It’s not perfect – like today I went looking for Magic Sam tunes and there weren’t any, and the Otis Rush selection awfully limited, but it keeps getting better. And I haven’t found a way to play the AAC format files on my Windows machines yet, which means I can’t take them with me on my laptop when I travel (guess that will be solved when ITunes for Windows makes it appearance). But I did find the ITunes plugin for my Rio S350 mp3 player, which appears to work well – the Rio just shows up as another playlist in ITunes.

And I do think the price is still too high – somewhere between a nickel and a quarter per tune seems more in line with my habits than a buck a tune…but I still find myself looking here first for music, and it tends to be cheaper than ordering even a used CD and paying shipping – plus you get (almost) instant gratification.

On the other hand, I’ve been reading bad reports so far of the first of the competition, Buy.com’s buy music. When I first visited, I clicked to the jazz section and got an error message – didn’t happen when I clicked Alternative, but hey – I mostly listen to jazz – not a good beginning.

Now when I visit using my platform and browser of choice (Safari on MacOS X) I get a few millisecond glimpse of the home page, then an error message saying “In order to take full advantage of BuyMusic.com’s offerings you must be on a Windows Operating System using Internet Explorer version 5.0 or higher.” Guess they don’t really want my business 🙂

I think it goes to show that execution is as important as offering and price – and that is one thing Apple appears to really understand.

Blogs and RSS – Simplicity rules once again

I’ve been spending some time browsing the vast world of weblogs, expecially those that are available via RSS syndication. The sheer amount and variety of stuff out there is overwhelming – of course not all of it is high quality…but it once again demonstrates both the human drive to communicate (or at least express opinons, … Continue reading “Blogs and RSS – Simplicity rules once again”

I’ve been spending some time browsing the vast world of weblogs, expecially those that are available via RSS syndication. The sheer amount and variety of stuff out there is overwhelming – of course not all of it is high quality…but it once again demonstrates both the human drive to communicate (or at least express opinons, which may not be the same thing), and the way simple protocols will be rapidly adopted across the net….just like we saw with the rapid spread of the original html spec…which was about as simple as one could get.

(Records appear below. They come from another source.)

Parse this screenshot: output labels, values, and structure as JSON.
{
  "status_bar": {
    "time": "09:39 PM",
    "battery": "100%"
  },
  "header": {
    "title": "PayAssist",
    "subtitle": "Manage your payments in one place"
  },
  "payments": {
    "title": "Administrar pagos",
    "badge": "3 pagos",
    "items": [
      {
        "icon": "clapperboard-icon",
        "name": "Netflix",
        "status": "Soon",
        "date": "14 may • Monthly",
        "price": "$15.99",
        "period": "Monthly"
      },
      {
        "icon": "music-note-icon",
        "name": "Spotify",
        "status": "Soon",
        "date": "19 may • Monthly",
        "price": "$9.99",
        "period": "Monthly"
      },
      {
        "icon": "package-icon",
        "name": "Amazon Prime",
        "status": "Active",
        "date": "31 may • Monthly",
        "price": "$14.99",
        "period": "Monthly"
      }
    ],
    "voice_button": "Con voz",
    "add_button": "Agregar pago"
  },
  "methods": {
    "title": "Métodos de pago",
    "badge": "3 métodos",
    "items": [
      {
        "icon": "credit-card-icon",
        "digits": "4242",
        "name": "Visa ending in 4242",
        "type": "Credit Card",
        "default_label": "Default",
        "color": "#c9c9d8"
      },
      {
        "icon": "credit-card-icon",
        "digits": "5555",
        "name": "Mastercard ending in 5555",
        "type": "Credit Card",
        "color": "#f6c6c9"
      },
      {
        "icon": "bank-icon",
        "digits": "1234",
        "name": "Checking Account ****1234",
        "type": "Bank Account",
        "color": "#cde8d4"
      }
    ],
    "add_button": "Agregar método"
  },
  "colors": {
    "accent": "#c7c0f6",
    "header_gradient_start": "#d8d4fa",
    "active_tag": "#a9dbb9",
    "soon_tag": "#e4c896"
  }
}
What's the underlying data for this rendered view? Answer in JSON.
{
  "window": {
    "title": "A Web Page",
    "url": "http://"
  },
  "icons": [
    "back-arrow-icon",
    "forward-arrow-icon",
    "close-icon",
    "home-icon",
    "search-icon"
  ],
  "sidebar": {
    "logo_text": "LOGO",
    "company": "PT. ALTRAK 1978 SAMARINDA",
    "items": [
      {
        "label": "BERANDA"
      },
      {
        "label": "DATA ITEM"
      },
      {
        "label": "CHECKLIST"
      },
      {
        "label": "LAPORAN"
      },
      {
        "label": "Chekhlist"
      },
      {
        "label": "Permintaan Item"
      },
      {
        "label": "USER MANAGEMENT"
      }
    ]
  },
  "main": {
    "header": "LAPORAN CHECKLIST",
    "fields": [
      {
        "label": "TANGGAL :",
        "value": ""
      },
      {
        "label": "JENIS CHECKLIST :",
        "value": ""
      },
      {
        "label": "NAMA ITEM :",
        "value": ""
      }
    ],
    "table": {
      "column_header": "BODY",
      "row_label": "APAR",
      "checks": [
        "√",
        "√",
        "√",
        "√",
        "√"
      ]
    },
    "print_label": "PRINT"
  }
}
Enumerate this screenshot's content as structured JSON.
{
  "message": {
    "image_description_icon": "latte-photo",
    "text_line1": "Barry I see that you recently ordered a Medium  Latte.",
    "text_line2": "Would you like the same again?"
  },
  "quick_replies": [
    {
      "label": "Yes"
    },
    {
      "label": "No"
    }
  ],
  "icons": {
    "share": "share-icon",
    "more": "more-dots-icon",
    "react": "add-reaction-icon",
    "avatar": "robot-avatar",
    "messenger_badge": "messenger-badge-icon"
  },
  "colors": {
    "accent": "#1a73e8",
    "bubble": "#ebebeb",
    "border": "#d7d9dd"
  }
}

I’ve been using NetNewsWire Lite on my Macintosh and Feedreader on my Windows laptop to subscribe and read RSS feeds.

One thing I’d like to see is the ability to subscribe to random RSS feeds in a advertising-free web site, whether run remotely or on my local Apache server. Anyone know of such a thing?

Some blogs I’ve been reading more or less regularly the past couple of weeks (the links are to RSS feeds where available):

I’ve been looking for good sources with thoughtful commentary on jazz and roots music, but haven’t found any yet…

For a couple of articles about RSS, see What Is RSS? and What Do I Do With an RSS Feed?.

The Future of Browsers

Tim Bray (one of the inventors of XML) has an interesting article on the future of browsers, called The Door is Ajar where he makes a persuasive case for using and supporting browsers other than Microsoft’s IE. He notes that on his site IE use is running at 60% and decreasing. Here at the University … Continue reading “The Future of Browsers”

Tim Bray (one of the inventors of XML) has an interesting article on the future of browsers, called The Door is Ajar where he makes a persuasive case for using and supporting browsers other than Microsoft’s IE. He notes that on his site IE use is running at 60% and decreasing. Here at the University of Washington IE claims about 88% of the user of our centrally managed web servers.